Older team fans might scoff at another “non-traditional” hockey market addition, often criticizing South Florida fans for their perceived lack of loyalty. Yet, this phenomenon isn’t unique to Florida. Transplants and fair-weather fans exist everywhere, even in New York and Los Angeles. Florida’s population boom over the past decade has seen many newcomers embracing local teams. Playoff games have been sell-outs, with ticket prices soaring on the resale market. Since May 1, sales of Heat and Panthers gear have skyrocketed 460% compared to the same period last year, according to Fanatics. Sports radio buzzes with talk of basketball and hockey, alongside soccer excitement after Lionel Messi’s announcement to join Inter Miami.

“The more they win, the busier we get,” said Norma Shelow, co-owner of Mike’s at Venetia near the Kaseya Center, noting a 40 to 50 percent business boost during playoffs.

Regulars, including NBA referees, frequent the bar, but newcomers also pour in, often requiring reservations despite the bar’s first-come, first-served policy.

“I’ve lived here all these years and I’ve never seen anything like this,” said Abel Sanchez, 50, an amateur sports historian. “If one of the two wins a title, it’s a matter of time. If they both win, who will get the rights to the film? And if you want to jump on the bandwagon, there’s room.”

Schwartz and Mandel’s story isn’t unique.
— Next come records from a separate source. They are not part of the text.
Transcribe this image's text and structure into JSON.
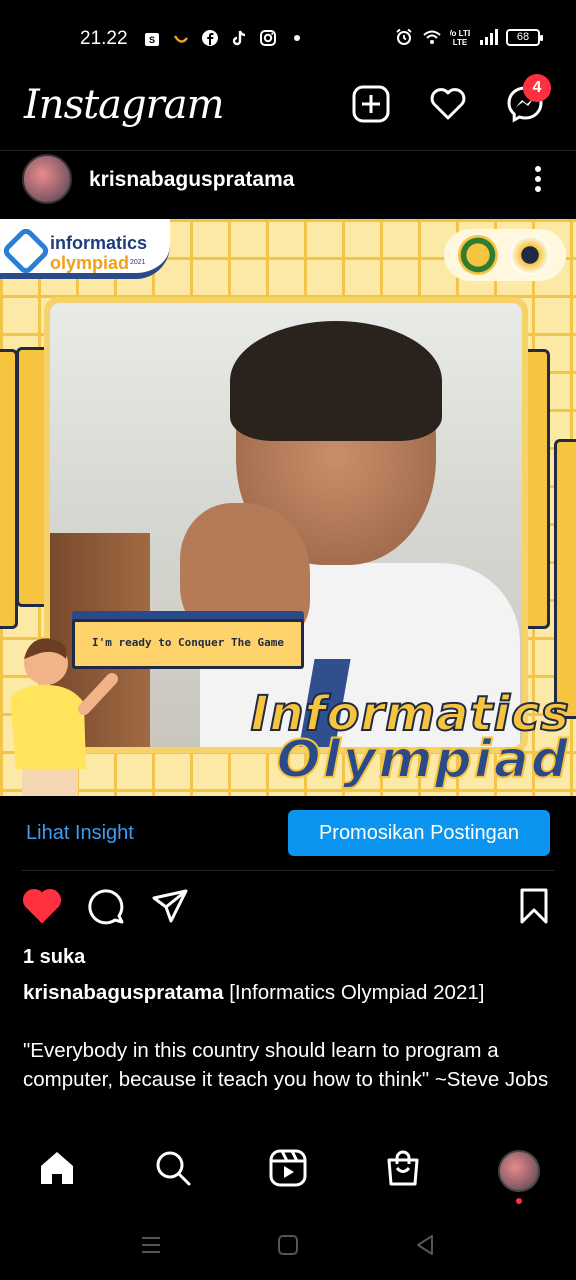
{
  "status_bar": {
    "time": "21.22",
    "left_icons": [
      "shopee-icon",
      "swoosh-icon",
      "facebook-icon",
      "tiktok-icon",
      "instagram-icon",
      "dot-icon"
    ],
    "right_icons": [
      "alarm-icon",
      "wifi-icon",
      "volte-icon",
      "signal-icon"
    ],
    "volte_label": "Vo LTE",
    "battery": "68"
  },
  "header": {
    "logo": "Instagram",
    "messenger_badge": "4"
  },
  "post": {
    "username": "krisnabaguspratama",
    "image": {
      "logo_line1": "informatics",
      "logo_line2": "olympiad",
      "logo_year": "2021",
      "tag_text": "I'm ready to Conquer The Game",
      "title_line1": "Informatics",
      "title_line2": "Olympiad"
    },
    "insight_label": "Lihat Insight",
    "promote_label": "Promosikan Postingan",
    "likes": "1 suka",
    "caption_user": "krisnabaguspratama",
    "caption_title": " [Informatics Olympiad 2021]",
    "caption_body": "\"Everybody in this country should learn to program a computer, because it teach you how to think\" ~Steve Jobs"
  },
  "colors": {
    "background": "#000000",
    "link_blue": "#3d9df0",
    "button_blue": "#0b95f0",
    "like_red": "#ff3040",
    "badge_red": "#ff3040"
  }
}
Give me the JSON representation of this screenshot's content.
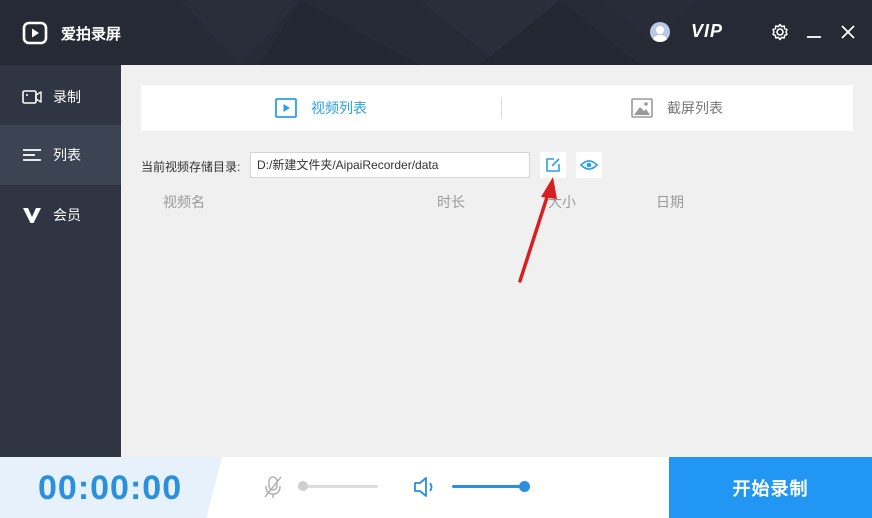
{
  "app": {
    "title": "爱拍录屏",
    "vip": "VIP"
  },
  "sidebar": {
    "items": [
      {
        "label": "录制",
        "icon": "video-camera-icon"
      },
      {
        "label": "列表",
        "icon": "list-icon"
      },
      {
        "label": "会员",
        "icon": "vip-v-icon"
      }
    ]
  },
  "tabs": [
    {
      "label": "视频列表",
      "icon": "play-icon"
    },
    {
      "label": "截屏列表",
      "icon": "image-icon"
    }
  ],
  "storage": {
    "label": "当前视频存储目录:",
    "path": "D:/新建文件夹/AipaiRecorder/data"
  },
  "table": {
    "columns": [
      "视频名",
      "时长",
      "大小",
      "日期"
    ]
  },
  "bottom": {
    "timer": "00:00:00",
    "start_label": "开始录制",
    "mic_level": 0,
    "speaker_level": 1.0
  },
  "colors": {
    "accent": "#2196f3",
    "timer": "#2a8fdc",
    "sidebar": "#2f3542",
    "titlebar": "#252a35"
  }
}
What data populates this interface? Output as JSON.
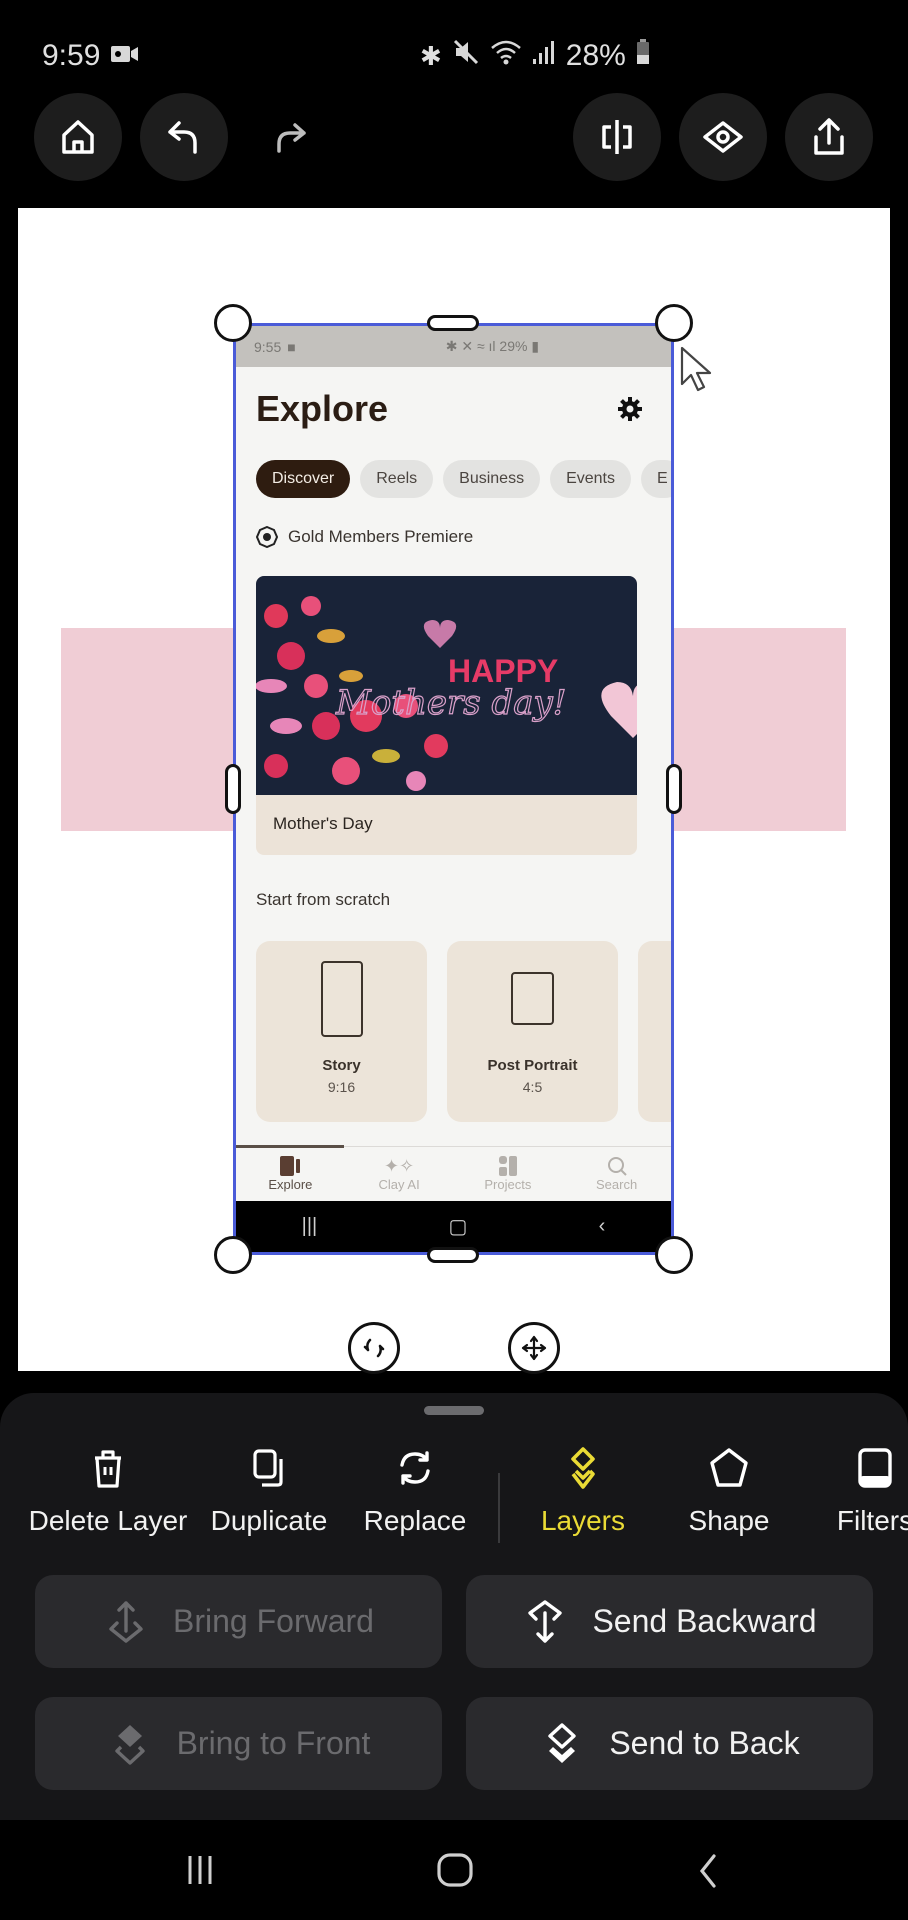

Many transplants adopt new home teams or split loyalties. For example, my father was a Giants baseball fan growing up in New York, then switched allegiance to the Mets when our family moved to Long Island in the 1960s. He still loved Willie Mays and took me to see the San Francisco Giants when they came to town. When he moved to West Palm Beach in the 1990s, he adopted the Marlins, who rewarded his loyalty with two World Series titles.

Florida has seen a population surge of four million new residents over the last decade, including many from Latin America and South America who have flocked to Miami. Some of these newcomers have embraced the Heat and Panthers as their home teams, even if they have never played basketball or hockey themselves. Cheering for a sports team is one of the most communal activities in American life, and it’s no different in South Florida.

“I agree with Jimmy Butler,” said Adam Trowles, a Briton who splits his time between Miami and London, where he watches Heat games in the early hours of the morning. “I would marry him if I could.”

On Wednesday, Trowles searched for tickets to attend Game 3 against the Denver Nuggets. The cost was prohibitive, so he and his girlfriend, Gessica Jean, watched the game at Duffy’s Tavern in Coral Gables.

Despite the excitement around basketball and hockey, football remains the undisputed king of sports in Florida. The Dolphins and Miami Hurricanes still command the highest fanfare when they win. Tampa celebrated wildly in 2021 when the Buccaneers claimed the Super Bowl and the Lightning secured the Stanley Cup.

However, basketball and hockey have carved out their niches. Transplants from Canada, the Northeast, and the Upper Midwest have remained loyal to their teams, but new fans are being born, even for the Panthers, whose home ice at FLA Live Arena in Sunrise, Florida, is nestled between a shopping mall and the Everglades Wildlife Management Area. For many locals, this season has been a parade of riches.

At Quarterdeck, a sports bar just ten minutes from the arena, Tyler Craig watched the Panthers clinch an overtime victory against the Golden Knights on Thursday.

“It’s almost exhausting how many games we’ve watched,” he said.

South Florida is buzzing with anticipation as its teams fight for glory. Whether the Heat and Panthers can both secure their titles remains to be seen, but for fans like Schwartz and Mandel, the journey itself has been unforgettable.

News of interest – Featured Contributors